Items from an interface collection
§ §
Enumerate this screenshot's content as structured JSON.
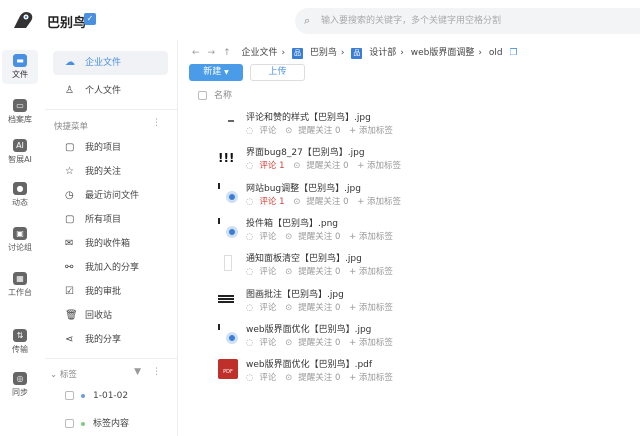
{
  "header": {
    "brand": "巴别鸟",
    "search_placeholder": "输入要搜索的关键字，多个关键字用空格分割"
  },
  "rail": [
    {
      "label": "文件",
      "glyph": "▬"
    },
    {
      "label": "档案库",
      "glyph": "▭"
    },
    {
      "label": "智展AI",
      "glyph": "AI"
    },
    {
      "label": "动态",
      "glyph": "●"
    },
    {
      "label": "讨论组",
      "glyph": "▣"
    },
    {
      "label": "工作台",
      "glyph": "▦"
    },
    {
      "label": "传输",
      "glyph": "⇅"
    },
    {
      "label": "同步",
      "glyph": "◎"
    }
  ],
  "sidebar": {
    "top": [
      {
        "label": "企业文件",
        "icon": "☁"
      },
      {
        "label": "个人文件",
        "icon": "♙"
      }
    ],
    "quick_title": "快捷菜单",
    "quick": [
      {
        "label": "我的项目",
        "icon": "▢"
      },
      {
        "label": "我的关注",
        "icon": "☆"
      },
      {
        "label": "最近访问文件",
        "icon": "◷"
      },
      {
        "label": "所有项目",
        "icon": "▢"
      },
      {
        "label": "我的收件箱",
        "icon": "✉"
      },
      {
        "label": "我加入的分享",
        "icon": "⚯"
      },
      {
        "label": "我的审批",
        "icon": "☑"
      },
      {
        "label": "回收站",
        "icon": "🗑"
      },
      {
        "label": "我的分享",
        "icon": "⋖"
      }
    ],
    "tags_title": "标签",
    "tags": [
      {
        "label": "1-01-02",
        "color": "#6aa0d8"
      },
      {
        "label": "标签内容",
        "color": "#7ccf7c"
      }
    ]
  },
  "breadcrumb": [
    "企业文件",
    "巴别鸟",
    "设计部",
    "web版界面调整",
    "old"
  ],
  "toolbar": {
    "new_label": "新建",
    "upload_label": "上传"
  },
  "list": {
    "header": "名称",
    "comment_label": "评论",
    "remind_label": "提醒关注 0",
    "addtag_label": "+ 添加标签",
    "files": [
      {
        "name": "评论和赞的样式【巴别鸟】.jpg",
        "comment": "评论",
        "hot": false,
        "thumb": "dash"
      },
      {
        "name": "界面bug8_27【巴别鸟】.jpg",
        "comment": "评论 1",
        "hot": true,
        "thumb": "bang"
      },
      {
        "name": "网站bug调整【巴别鸟】.jpg",
        "comment": "评论 1",
        "hot": true,
        "thumb": "circle"
      },
      {
        "name": "投件箱【巴别鸟】.png",
        "comment": "评论",
        "hot": false,
        "thumb": "circle"
      },
      {
        "name": "通知面板清空【巴别鸟】.jpg",
        "comment": "评论",
        "hot": false,
        "thumb": "doc"
      },
      {
        "name": "图画批注【巴别鸟】.jpg",
        "comment": "评论",
        "hot": false,
        "thumb": "bars"
      },
      {
        "name": "web版界面优化【巴别鸟】.jpg",
        "comment": "评论",
        "hot": false,
        "thumb": "circle"
      },
      {
        "name": "web版界面优化【巴别鸟】.pdf",
        "comment": "评论",
        "hot": false,
        "thumb": "pdf"
      }
    ]
  }
}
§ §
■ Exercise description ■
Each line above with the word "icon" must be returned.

■ Your solution ■
        "icon": "☁"
        "icon": "♙"
        "icon": "▢"
        "icon": "☆"
        "icon": "◷"
        "icon": "▢"
        "icon": "✉"
        "icon": "⚯"
        "icon": "☑"
        "icon": "🗑"
        "icon": "⋖"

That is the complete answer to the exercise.